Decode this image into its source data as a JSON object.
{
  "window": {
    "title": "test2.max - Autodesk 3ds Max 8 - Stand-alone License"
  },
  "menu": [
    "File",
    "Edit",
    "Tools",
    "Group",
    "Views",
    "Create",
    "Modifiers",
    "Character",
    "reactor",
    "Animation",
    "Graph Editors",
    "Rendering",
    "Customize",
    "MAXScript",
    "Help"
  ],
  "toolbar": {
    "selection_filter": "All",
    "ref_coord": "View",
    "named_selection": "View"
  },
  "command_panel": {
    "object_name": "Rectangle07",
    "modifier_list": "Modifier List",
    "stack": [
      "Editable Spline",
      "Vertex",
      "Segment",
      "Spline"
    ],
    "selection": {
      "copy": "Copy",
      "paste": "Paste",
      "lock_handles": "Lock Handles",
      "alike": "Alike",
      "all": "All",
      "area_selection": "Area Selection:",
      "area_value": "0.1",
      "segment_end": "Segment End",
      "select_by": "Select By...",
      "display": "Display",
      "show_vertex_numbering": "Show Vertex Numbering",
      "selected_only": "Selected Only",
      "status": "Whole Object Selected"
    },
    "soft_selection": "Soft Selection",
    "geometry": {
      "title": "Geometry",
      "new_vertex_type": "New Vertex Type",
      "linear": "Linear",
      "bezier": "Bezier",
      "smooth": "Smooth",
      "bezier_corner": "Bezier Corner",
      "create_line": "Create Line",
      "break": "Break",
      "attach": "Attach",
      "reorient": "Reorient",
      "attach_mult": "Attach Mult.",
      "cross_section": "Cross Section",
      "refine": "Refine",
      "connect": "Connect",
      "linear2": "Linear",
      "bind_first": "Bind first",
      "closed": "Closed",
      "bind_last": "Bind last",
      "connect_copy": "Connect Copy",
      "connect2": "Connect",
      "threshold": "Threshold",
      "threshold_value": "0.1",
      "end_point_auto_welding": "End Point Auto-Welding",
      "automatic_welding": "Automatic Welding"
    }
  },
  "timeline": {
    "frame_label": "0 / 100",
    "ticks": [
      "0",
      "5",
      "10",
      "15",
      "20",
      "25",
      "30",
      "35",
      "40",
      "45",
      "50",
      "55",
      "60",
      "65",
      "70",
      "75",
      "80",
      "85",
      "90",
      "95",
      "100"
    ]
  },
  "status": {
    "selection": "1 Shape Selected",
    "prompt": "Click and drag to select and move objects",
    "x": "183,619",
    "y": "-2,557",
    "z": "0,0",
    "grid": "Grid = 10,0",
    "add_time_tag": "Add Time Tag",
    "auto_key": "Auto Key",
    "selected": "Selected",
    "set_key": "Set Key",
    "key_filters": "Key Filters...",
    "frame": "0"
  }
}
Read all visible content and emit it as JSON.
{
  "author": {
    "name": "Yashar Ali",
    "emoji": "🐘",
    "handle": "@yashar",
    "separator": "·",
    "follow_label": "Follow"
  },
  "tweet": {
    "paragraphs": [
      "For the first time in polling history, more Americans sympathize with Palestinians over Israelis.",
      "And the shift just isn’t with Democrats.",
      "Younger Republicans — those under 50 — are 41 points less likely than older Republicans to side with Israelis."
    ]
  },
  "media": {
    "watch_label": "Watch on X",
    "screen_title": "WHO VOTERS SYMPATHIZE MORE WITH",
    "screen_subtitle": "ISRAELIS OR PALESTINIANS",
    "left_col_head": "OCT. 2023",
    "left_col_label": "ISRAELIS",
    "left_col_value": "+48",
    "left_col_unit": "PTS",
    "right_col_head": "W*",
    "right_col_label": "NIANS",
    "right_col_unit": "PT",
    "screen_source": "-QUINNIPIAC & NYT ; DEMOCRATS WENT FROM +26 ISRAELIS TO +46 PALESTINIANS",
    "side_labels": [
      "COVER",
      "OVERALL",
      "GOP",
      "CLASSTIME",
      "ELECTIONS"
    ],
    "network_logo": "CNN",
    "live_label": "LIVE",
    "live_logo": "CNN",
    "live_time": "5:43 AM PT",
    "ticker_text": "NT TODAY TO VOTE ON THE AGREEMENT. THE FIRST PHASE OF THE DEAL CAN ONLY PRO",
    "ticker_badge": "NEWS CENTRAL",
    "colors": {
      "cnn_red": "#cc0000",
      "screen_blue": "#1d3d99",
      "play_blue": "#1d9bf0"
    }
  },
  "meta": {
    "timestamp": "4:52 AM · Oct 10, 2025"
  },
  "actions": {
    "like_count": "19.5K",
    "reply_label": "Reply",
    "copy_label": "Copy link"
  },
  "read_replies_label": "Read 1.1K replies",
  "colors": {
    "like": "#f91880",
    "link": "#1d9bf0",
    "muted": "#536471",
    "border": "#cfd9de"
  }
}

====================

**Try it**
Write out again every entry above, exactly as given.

**Problem solution**
Decode this image into its source data as a JSON object.
{
  "window": {
    "title": "test2.max - Autodesk 3ds Max 8 - Stand-alone License"
  },
  "menu": [
    "File",
    "Edit",
    "Tools",
    "Group",
    "Views",
    "Create",
    "Modifiers",
    "Character",
    "reactor",
    "Animation",
    "Graph Editors",
    "Rendering",
    "Customize",
    "MAXScript",
    "Help"
  ],
  "toolbar": {
    "selection_filter": "All",
    "ref_coord": "View",
    "named_selection": "View"
  },
  "command_panel": {
    "object_name": "Rectangle07",
    "modifier_list": "Modifier List",
    "stack": [
      "Editable Spline",
      "Vertex",
      "Segment",
      "Spline"
    ],
    "selection": {
      "copy": "Copy",
      "paste": "Paste",
      "lock_handles": "Lock Handles",
      "alike": "Alike",
      "all": "All",
      "area_selection": "Area Selection:",
      "area_value": "0.1",
      "segment_end": "Segment End",
      "select_by": "Select By...",
      "display": "Display",
      "show_vertex_numbering": "Show Vertex Numbering",
      "selected_only": "Selected Only",
      "status": "Whole Object Selected"
    },
    "soft_selection": "Soft Selection",
    "geometry": {
      "title": "Geometry",
      "new_vertex_type": "New Vertex Type",
      "linear": "Linear",
      "bezier": "Bezier",
      "smooth": "Smooth",
      "bezier_corner": "Bezier Corner",
      "create_line": "Create Line",
      "break": "Break",
      "attach": "Attach",
      "reorient": "Reorient",
      "attach_mult": "Attach Mult.",
      "cross_section": "Cross Section",
      "refine": "Refine",
      "connect": "Connect",
      "linear2": "Linear",
      "bind_first": "Bind first",
      "closed": "Closed",
      "bind_last": "Bind last",
      "connect_copy": "Connect Copy",
      "connect2": "Connect",
      "threshold": "Threshold",
      "threshold_value": "0.1",
      "end_point_auto_welding": "End Point Auto-Welding",
      "automatic_welding": "Automatic Welding"
    }
  },
  "timeline": {
    "frame_label": "0 / 100",
    "ticks": [
      "0",
      "5",
      "10",
      "15",
      "20",
      "25",
      "30",
      "35",
      "40",
      "45",
      "50",
      "55",
      "60",
      "65",
      "70",
      "75",
      "80",
      "85",
      "90",
      "95",
      "100"
    ]
  },
  "status": {
    "selection": "1 Shape Selected",
    "prompt": "Click and drag to select and move objects",
    "x": "183,619",
    "y": "-2,557",
    "z": "0,0",
    "grid": "Grid = 10,0",
    "add_time_tag": "Add Time Tag",
    "auto_key": "Auto Key",
    "selected": "Selected",
    "set_key": "Set Key",
    "key_filters": "Key Filters...",
    "frame": "0"
  }
}
Read all visible content and emit it as JSON.
{
  "author": {
    "name": "Yashar Ali",
    "emoji": "🐘",
    "handle": "@yashar",
    "separator": "·",
    "follow_label": "Follow"
  },
  "tweet": {
    "paragraphs": [
      "For the first time in polling history, more Americans sympathize with Palestinians over Israelis.",
      "And the shift just isn’t with Democrats.",
      "Younger Republicans — those under 50 — are 41 points less likely than older Republicans to side with Israelis."
    ]
  },
  "media": {
    "watch_label": "Watch on X",
    "screen_title": "WHO VOTERS SYMPATHIZE MORE WITH",
    "screen_subtitle": "ISRAELIS OR PALESTINIANS",
    "left_col_head": "OCT. 2023",
    "left_col_label": "ISRAELIS",
    "left_col_value": "+48",
    "left_col_unit": "PTS",
    "right_col_head": "W*",
    "right_col_label": "NIANS",
    "right_col_unit": "PT",
    "screen_source": "-QUINNIPIAC & NYT ; DEMOCRATS WENT FROM +26 ISRAELIS TO +46 PALESTINIANS",
    "side_labels": [
      "COVER",
      "OVERALL",
      "GOP",
      "CLASSTIME",
      "ELECTIONS"
    ],
    "network_logo": "CNN",
    "live_label": "LIVE",
    "live_logo": "CNN",
    "live_time": "5:43 AM PT",
    "ticker_text": "NT TODAY TO VOTE ON THE AGREEMENT. THE FIRST PHASE OF THE DEAL CAN ONLY PRO",
    "ticker_badge": "NEWS CENTRAL",
    "colors": {
      "cnn_red": "#cc0000",
      "screen_blue": "#1d3d99",
      "play_blue": "#1d9bf0"
    }
  },
  "meta": {
    "timestamp": "4:52 AM · Oct 10, 2025"
  },
  "actions": {
    "like_count": "19.5K",
    "reply_label": "Reply",
    "copy_label": "Copy link"
  },
  "read_replies_label": "Read 1.1K replies",
  "colors": {
    "like": "#f91880",
    "link": "#1d9bf0",
    "muted": "#536471",
    "border": "#cfd9de"
  }
}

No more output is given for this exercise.